July 25, 2023

While the channel had already been banned by Moscow, the new designation allows for the prosecution of staff and donors in Russia. The Kremlin has increasingly cracked down on "undesirable" organizations since 2015.

https://p.dw.com/p/4UNiJ
Russian Dozhd broadcast
The independent 'Dozhd' channel (TV Rain) has been broadcasting from Latvia and the Netherlands since Russia invaded UkraineImage: Imago Images

Russian prosecutors on Tuesday declared the independent TV station Dozhd to be an "undesirable" organization.

Dozhd, which means "Rain" in Russian, moved from Russia to Latvia shortly after Moscow launched its invasion of Ukraine. It later moved its offices to the Netherlands.

The channel had already been banned by Moscow, but the new designation means any staff or donors in Russia can be prosecuted.

The Russian prosecutor-general's office accused Dozhd of engaging in spreading extremist material and discrediting authorities.

The channel said that it would cancel Russian viewers' subscriptions due to the ban.

"We've been called 'undesirable in Russia,' but we're not: 13 million viewers in Russia in the last month confirm that," Dozhd said in a Telegram post.

"But the safety of our viewers is the most important thing for us," it said.

"That is why we're stopping the collection of donations from Russia, canceling existing subscriptions from Russians and urging you not to share links to our materials if you live in the Russian Federation — this is now unsafe."

Russia prosecutes 'undesirable' organizations

Dozhd was removed from broadcast networks in 2014 and it was labeled a "foreign agent" in 2021. That designation burdened it with bureaucratic requirements and forced it to add a disclaimer to its output.

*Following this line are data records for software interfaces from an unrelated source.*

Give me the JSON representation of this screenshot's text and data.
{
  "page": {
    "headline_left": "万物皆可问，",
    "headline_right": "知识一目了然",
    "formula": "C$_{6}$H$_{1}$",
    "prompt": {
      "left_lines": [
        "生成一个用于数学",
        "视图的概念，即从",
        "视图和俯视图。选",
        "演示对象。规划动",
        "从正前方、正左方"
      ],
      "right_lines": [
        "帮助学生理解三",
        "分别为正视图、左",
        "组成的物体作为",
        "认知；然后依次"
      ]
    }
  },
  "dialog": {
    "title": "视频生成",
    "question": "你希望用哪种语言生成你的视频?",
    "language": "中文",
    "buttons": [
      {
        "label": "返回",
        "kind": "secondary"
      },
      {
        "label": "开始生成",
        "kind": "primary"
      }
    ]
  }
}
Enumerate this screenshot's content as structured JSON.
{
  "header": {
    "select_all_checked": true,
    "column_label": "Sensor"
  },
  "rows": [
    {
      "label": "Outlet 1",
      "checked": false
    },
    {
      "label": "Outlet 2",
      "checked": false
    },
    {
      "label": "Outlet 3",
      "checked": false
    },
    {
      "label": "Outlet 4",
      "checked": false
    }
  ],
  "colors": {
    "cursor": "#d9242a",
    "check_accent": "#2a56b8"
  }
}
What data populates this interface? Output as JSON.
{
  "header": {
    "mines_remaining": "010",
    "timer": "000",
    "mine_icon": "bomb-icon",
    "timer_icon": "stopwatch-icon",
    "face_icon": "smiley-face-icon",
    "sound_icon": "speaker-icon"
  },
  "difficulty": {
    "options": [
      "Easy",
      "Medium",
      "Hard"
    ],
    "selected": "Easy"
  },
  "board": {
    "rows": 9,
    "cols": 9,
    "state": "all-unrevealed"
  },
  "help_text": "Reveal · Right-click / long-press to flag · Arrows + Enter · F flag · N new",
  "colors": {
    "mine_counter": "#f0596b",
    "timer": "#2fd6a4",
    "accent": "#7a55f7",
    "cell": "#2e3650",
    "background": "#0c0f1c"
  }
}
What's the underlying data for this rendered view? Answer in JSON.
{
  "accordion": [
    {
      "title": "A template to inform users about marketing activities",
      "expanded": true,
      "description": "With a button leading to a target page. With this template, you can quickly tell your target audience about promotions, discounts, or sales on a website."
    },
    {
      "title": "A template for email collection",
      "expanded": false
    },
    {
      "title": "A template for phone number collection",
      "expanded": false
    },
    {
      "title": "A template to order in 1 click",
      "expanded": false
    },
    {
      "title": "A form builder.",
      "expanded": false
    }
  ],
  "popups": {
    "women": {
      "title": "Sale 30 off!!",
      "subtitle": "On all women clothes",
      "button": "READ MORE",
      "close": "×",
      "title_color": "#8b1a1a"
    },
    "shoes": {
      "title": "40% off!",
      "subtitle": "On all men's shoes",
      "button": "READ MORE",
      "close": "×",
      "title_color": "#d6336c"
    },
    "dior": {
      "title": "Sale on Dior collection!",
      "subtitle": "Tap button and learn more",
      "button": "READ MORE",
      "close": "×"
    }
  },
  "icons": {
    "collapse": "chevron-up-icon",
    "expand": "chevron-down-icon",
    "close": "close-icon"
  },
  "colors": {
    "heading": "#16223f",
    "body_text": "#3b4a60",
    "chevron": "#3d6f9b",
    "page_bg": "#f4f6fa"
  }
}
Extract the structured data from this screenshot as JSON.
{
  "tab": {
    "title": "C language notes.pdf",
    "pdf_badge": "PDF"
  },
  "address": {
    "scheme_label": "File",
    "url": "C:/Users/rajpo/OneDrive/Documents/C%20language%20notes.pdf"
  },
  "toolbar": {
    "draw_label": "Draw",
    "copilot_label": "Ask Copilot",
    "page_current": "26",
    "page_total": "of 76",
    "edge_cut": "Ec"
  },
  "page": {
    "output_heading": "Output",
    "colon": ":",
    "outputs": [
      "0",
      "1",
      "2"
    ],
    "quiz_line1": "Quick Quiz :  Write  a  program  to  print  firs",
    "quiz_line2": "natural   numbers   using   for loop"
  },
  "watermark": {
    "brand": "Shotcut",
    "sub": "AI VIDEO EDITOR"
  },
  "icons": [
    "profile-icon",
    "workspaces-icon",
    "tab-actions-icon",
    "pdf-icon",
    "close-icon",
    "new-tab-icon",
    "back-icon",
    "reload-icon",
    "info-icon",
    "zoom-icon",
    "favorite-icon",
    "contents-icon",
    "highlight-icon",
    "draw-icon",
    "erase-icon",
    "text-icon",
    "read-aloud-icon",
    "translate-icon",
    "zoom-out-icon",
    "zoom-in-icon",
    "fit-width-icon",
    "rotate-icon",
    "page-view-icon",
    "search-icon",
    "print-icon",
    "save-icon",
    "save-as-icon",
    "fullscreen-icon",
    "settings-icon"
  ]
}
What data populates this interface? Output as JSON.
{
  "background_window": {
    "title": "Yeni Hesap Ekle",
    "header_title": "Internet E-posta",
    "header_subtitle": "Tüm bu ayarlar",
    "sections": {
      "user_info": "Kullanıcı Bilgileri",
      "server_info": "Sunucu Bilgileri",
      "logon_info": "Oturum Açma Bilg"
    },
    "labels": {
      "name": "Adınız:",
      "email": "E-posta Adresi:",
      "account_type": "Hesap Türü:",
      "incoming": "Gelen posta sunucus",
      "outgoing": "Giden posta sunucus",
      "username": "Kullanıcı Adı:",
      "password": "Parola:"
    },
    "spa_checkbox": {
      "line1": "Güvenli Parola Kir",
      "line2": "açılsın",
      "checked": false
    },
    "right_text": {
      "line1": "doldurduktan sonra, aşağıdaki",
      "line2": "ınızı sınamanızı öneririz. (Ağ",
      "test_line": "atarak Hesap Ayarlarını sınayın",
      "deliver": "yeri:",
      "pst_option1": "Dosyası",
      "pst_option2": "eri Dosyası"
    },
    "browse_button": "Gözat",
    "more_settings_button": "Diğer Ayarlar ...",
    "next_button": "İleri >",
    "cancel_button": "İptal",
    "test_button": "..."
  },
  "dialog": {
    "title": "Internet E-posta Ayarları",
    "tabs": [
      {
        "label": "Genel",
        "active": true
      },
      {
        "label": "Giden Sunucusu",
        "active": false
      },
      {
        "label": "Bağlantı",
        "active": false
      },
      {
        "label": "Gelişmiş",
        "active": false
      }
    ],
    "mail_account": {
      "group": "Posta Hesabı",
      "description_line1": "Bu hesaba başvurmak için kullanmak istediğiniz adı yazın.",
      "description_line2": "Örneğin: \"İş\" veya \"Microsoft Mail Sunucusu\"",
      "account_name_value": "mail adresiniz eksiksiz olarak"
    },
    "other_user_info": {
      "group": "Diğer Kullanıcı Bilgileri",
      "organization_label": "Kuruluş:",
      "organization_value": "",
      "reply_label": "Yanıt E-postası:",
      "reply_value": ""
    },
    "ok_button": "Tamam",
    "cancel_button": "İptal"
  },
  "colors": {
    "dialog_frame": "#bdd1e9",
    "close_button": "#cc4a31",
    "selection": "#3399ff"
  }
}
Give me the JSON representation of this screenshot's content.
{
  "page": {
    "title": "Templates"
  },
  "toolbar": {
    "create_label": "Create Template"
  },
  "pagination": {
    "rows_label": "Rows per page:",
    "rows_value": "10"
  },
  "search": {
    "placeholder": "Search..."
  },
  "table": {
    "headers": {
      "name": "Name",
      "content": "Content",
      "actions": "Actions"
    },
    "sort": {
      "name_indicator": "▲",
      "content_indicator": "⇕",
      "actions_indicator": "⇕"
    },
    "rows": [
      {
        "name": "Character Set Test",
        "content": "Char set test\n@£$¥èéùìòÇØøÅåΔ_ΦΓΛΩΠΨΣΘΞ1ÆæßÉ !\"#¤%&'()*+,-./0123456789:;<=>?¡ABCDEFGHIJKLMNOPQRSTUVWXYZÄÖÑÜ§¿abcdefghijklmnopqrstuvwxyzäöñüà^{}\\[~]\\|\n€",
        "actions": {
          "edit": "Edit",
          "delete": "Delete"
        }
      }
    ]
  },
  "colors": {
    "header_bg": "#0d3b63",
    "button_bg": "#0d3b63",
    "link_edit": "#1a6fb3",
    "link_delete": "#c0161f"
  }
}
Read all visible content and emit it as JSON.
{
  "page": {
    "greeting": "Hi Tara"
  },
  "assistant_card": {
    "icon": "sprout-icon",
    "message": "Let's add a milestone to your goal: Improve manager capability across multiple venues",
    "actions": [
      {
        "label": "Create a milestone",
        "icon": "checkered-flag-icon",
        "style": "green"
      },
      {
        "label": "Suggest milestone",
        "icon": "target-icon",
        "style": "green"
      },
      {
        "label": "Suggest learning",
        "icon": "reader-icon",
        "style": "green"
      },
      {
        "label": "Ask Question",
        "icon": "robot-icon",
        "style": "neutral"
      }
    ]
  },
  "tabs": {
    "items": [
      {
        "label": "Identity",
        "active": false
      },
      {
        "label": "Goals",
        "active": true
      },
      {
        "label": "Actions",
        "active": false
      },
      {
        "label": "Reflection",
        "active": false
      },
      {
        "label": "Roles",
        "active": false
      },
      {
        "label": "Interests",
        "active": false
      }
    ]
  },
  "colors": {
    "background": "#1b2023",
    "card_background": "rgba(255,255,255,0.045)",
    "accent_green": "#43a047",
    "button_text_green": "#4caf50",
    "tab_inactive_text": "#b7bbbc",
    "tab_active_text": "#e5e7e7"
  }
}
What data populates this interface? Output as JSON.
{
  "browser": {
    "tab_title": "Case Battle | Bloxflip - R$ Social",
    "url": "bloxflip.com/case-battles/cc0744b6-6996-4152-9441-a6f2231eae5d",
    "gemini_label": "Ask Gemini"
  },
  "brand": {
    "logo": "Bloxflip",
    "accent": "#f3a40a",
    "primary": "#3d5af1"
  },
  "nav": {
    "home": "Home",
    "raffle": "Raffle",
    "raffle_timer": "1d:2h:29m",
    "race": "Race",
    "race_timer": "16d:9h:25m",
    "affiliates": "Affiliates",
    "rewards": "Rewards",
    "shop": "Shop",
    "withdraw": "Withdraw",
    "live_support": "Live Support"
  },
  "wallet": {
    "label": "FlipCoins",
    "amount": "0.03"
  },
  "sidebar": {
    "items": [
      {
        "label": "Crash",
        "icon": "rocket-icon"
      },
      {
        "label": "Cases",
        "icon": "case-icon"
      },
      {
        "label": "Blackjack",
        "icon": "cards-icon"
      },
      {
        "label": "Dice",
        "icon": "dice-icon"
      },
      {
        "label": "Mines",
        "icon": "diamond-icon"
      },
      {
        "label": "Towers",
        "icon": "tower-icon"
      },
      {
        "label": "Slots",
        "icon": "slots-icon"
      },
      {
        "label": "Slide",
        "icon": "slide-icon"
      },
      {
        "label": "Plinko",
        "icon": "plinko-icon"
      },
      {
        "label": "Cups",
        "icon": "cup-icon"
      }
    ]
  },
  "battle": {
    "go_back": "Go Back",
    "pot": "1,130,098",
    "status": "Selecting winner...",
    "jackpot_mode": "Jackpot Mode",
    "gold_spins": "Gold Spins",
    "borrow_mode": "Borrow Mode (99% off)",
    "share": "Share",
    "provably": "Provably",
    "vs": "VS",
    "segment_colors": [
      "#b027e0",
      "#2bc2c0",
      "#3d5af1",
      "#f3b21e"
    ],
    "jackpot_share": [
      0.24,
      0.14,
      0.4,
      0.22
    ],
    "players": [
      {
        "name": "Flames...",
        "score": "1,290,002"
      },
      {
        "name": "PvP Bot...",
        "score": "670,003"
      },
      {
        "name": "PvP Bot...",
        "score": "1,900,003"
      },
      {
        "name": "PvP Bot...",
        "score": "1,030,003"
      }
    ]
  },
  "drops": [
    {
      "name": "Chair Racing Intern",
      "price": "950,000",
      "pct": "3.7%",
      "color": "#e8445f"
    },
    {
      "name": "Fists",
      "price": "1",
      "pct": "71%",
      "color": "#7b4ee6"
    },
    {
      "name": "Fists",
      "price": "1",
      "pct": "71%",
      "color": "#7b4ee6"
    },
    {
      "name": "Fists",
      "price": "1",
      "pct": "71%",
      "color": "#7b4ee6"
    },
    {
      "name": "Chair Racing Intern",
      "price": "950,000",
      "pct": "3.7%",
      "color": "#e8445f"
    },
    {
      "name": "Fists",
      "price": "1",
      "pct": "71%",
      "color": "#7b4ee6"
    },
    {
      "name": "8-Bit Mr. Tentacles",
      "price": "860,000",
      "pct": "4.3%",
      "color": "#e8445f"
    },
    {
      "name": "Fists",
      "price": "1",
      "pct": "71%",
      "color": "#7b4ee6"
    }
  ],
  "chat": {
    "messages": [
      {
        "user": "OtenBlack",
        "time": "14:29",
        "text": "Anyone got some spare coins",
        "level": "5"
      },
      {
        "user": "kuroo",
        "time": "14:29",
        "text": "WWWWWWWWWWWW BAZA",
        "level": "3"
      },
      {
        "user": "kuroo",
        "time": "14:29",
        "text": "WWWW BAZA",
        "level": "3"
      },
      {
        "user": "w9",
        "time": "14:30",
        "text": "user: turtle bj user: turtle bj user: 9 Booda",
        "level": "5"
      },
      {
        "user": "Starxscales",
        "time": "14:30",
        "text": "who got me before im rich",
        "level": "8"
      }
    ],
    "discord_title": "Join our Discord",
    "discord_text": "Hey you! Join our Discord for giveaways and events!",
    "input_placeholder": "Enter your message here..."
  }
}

In March 2022, Russia's communications watchdog, Roskomnadzor, announced it was blocking the channel's output.

Nonetheless, Russian viewers have been able to access the channel through YouTube, which is not censored by Moscow.

Press freedom under attack in Russia

In 2015, Russia passed a new law that made membership in "undesirable" organizations a criminal offense.

The European edition of the newspaper Novaya Gazeta was also declared "undesirable" earlier this year under the same law.

Moscow has also applied the label to the World Wide Fund for Nature, Greenpeace and the US-based Wild Salmon Center.

sdi/nm (AP, Reuters, AFP)